A ‘Curious’ New Report on Pedestrian Behavior in Public Spaces
Take a seat — no, really.
A new study from the Seattle Department of Transportation shows that the vast majority of sidewalk users do not take advantage of city-provided seating, preferring standing (61 percent) or simply leaning on walls or using makeshift chairs (11 percent).
“Surveyors found that only one-in-four people who hung out on public sidewalks actually sat in seating provided either for the public or restaurant patrons,” Seattle DOT noted, adding that the agency is not sure whether pedestrians prefer to stand or simply whether there’s just not enough seating available.
That’s just the top line in a curious report that shows pedestrian behavior on sidewalks includes much more than merely getting from Point A to Point B. At least in Seattle, walkers engage in a surprisingly varied range behavior — social, commercial, and resting — on the city’s sidewalks.
Among the other findings:
- About 10 percent of sidewalk users linger for a relatively long period of time — either to wait for transit or to check their phones. These are the people who are rarely using street furniture.
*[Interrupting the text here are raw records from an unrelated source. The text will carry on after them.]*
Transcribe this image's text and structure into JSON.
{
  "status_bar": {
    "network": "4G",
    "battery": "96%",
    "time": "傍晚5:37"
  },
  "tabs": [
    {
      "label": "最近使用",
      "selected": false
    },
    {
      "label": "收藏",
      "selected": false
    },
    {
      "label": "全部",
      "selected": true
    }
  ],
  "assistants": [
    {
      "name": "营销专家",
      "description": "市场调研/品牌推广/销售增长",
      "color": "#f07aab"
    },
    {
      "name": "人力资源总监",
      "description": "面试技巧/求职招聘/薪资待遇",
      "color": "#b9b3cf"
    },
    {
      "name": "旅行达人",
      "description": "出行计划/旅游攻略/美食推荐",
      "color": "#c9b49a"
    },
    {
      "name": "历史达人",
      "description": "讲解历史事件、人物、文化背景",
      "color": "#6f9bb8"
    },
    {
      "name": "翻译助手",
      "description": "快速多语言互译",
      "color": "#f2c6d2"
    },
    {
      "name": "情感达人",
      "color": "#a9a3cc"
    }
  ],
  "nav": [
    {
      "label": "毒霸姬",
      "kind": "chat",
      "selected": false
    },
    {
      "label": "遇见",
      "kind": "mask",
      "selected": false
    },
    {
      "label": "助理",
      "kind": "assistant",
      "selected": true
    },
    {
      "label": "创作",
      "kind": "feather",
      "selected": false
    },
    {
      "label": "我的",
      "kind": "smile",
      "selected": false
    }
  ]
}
- The sidewalk is a great meeting place. Of the people who stopped and lingered, the largest group — 56 percent — were either in a group or one-on-one conversation.
- About a quarter of the lingerers were participating in commercial activity, like waiting line at a food vendor or dining in an outdoor cafe setting. It’s a reminder to businesses that customers are literally right outside the door, but also a reminder that city DOTs play an important role in stimulating commerce: “This really shows the importance of sidewalks and public spaces that facilitate these types of neighboring businesses,” the agency said. “#ShopLocal.”
The study is the result of volunteers watching people’s behaviors on sidewalks on “108 block faces across 38 Seattle neighborhoods” at all different times of day and week.
Seattle DOT plans to use the information to help make the city’s public spaces engaging and help support local businesses, “possibly leading to more seating, larger spaces to congregate, or working with an adjacent landowner to engage with the street more,” the agency reports.
“We can identify areas where public seating is woefully needed, and yes, we can rule out placing additional seating in places where people just aren’t down for relaxing on public seats,” the agency added.